Start of Block

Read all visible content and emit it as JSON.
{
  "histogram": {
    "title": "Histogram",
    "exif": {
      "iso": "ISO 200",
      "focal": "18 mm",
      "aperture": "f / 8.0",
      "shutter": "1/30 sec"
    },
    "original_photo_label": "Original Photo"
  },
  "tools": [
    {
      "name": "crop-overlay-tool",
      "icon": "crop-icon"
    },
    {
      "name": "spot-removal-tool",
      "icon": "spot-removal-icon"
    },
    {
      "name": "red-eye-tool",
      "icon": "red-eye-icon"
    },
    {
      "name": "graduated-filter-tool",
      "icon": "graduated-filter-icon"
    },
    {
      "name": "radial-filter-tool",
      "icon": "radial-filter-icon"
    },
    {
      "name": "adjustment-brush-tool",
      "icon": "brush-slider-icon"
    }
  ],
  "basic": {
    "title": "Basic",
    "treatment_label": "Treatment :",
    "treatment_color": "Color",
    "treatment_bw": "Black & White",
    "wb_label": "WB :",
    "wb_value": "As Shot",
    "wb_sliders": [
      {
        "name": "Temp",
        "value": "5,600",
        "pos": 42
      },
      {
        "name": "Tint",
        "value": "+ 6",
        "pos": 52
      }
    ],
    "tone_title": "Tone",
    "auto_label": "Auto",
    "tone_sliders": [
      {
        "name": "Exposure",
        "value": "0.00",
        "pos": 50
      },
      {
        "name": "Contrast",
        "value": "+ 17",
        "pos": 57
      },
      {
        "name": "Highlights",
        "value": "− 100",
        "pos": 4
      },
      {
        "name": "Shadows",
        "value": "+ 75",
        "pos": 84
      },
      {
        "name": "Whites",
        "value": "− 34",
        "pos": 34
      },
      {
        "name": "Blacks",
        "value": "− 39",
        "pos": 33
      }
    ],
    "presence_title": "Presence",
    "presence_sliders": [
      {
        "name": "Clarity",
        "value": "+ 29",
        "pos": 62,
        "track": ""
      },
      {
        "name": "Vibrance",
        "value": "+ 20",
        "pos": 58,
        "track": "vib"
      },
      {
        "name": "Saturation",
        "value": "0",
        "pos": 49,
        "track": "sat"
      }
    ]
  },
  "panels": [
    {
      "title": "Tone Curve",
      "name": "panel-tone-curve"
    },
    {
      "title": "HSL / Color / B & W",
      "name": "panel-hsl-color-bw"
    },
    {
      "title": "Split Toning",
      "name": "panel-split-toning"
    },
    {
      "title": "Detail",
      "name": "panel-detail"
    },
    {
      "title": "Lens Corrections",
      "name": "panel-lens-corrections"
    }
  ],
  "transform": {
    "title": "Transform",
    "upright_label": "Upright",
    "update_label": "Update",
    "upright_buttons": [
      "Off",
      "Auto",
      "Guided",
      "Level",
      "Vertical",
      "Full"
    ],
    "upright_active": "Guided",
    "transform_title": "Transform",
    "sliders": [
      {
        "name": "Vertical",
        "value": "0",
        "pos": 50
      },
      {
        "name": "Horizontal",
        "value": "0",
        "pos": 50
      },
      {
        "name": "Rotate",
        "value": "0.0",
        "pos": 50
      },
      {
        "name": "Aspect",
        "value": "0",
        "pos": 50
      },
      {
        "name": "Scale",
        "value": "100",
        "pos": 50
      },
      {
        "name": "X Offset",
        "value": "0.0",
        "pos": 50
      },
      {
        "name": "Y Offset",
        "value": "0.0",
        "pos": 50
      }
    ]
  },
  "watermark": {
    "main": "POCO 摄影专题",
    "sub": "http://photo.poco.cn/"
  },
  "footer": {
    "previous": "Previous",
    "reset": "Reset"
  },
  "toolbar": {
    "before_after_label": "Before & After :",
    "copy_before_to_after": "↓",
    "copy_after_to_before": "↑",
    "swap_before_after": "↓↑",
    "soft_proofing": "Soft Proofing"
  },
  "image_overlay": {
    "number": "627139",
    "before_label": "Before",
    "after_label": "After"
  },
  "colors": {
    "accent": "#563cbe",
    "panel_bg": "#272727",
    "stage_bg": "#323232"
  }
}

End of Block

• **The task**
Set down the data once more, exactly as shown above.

• **Solution for this problem**
Read all visible content and emit it as JSON.
{
  "histogram": {
    "title": "Histogram",
    "exif": {
      "iso": "ISO 200",
      "focal": "18 mm",
      "aperture": "f / 8.0",
      "shutter": "1/30 sec"
    },
    "original_photo_label": "Original Photo"
  },
  "tools": [
    {
      "name": "crop-overlay-tool",
      "icon": "crop-icon"
    },
    {
      "name": "spot-removal-tool",
      "icon": "spot-removal-icon"
    },
    {
      "name": "red-eye-tool",
      "icon": "red-eye-icon"
    },
    {
      "name": "graduated-filter-tool",
      "icon": "graduated-filter-icon"
    },
    {
      "name": "radial-filter-tool",
      "icon": "radial-filter-icon"
    },
    {
      "name": "adjustment-brush-tool",
      "icon": "brush-slider-icon"
    }
  ],
  "basic": {
    "title": "Basic",
    "treatment_label": "Treatment :",
    "treatment_color": "Color",
    "treatment_bw": "Black & White",
    "wb_label": "WB :",
    "wb_value": "As Shot",
    "wb_sliders": [
      {
        "name": "Temp",
        "value": "5,600",
        "pos": 42
      },
      {
        "name": "Tint",
        "value": "+ 6",
        "pos": 52
      }
    ],
    "tone_title": "Tone",
    "auto_label": "Auto",
    "tone_sliders": [
      {
        "name": "Exposure",
        "value": "0.00",
        "pos": 50
      },
      {
        "name": "Contrast",
        "value": "+ 17",
        "pos": 57
      },
      {
        "name": "Highlights",
        "value": "− 100",
        "pos": 4
      },
      {
        "name": "Shadows",
        "value": "+ 75",
        "pos": 84
      },
      {
        "name": "Whites",
        "value": "− 34",
        "pos": 34
      },
      {
        "name": "Blacks",
        "value": "− 39",
        "pos": 33
      }
    ],
    "presence_title": "Presence",
    "presence_sliders": [
      {
        "name": "Clarity",
        "value": "+ 29",
        "pos": 62,
        "track": ""
      },
      {
        "name": "Vibrance",
        "value": "+ 20",
        "pos": 58,
        "track": "vib"
      },
      {
        "name": "Saturation",
        "value": "0",
        "pos": 49,
        "track": "sat"
      }
    ]
  },
  "panels": [
    {
      "title": "Tone Curve",
      "name": "panel-tone-curve"
    },
    {
      "title": "HSL / Color / B & W",
      "name": "panel-hsl-color-bw"
    },
    {
      "title": "Split Toning",
      "name": "panel-split-toning"
    },
    {
      "title": "Detail",
      "name": "panel-detail"
    },
    {
      "title": "Lens Corrections",
      "name": "panel-lens-corrections"
    }
  ],
  "transform": {
    "title": "Transform",
    "upright_label": "Upright",
    "update_label": "Update",
    "upright_buttons": [
      "Off",
      "Auto",
      "Guided",
      "Level",
      "Vertical",
      "Full"
    ],
    "upright_active": "Guided",
    "transform_title": "Transform",
    "sliders": [
      {
        "name": "Vertical",
        "value": "0",
        "pos": 50
      },
      {
        "name": "Horizontal",
        "value": "0",
        "pos": 50
      },
      {
        "name": "Rotate",
        "value": "0.0",
        "pos": 50
      },
      {
        "name": "Aspect",
        "value": "0",
        "pos": 50
      },
      {
        "name": "Scale",
        "value": "100",
        "pos": 50
      },
      {
        "name": "X Offset",
        "value": "0.0",
        "pos": 50
      },
      {
        "name": "Y Offset",
        "value": "0.0",
        "pos": 50
      }
    ]
  },
  "watermark": {
    "main": "POCO 摄影专题",
    "sub": "http://photo.poco.cn/"
  },
  "footer": {
    "previous": "Previous",
    "reset": "Reset"
  },
  "toolbar": {
    "before_after_label": "Before & After :",
    "copy_before_to_after": "↓",
    "copy_after_to_before": "↑",
    "swap_before_after": "↓↑",
    "soft_proofing": "Soft Proofing"
  },
  "image_overlay": {
    "number": "627139",
    "before_label": "Before",
    "after_label": "After"
  },
  "colors": {
    "accent": "#563cbe",
    "panel_bg": "#272727",
    "stage_bg": "#323232"
  }
}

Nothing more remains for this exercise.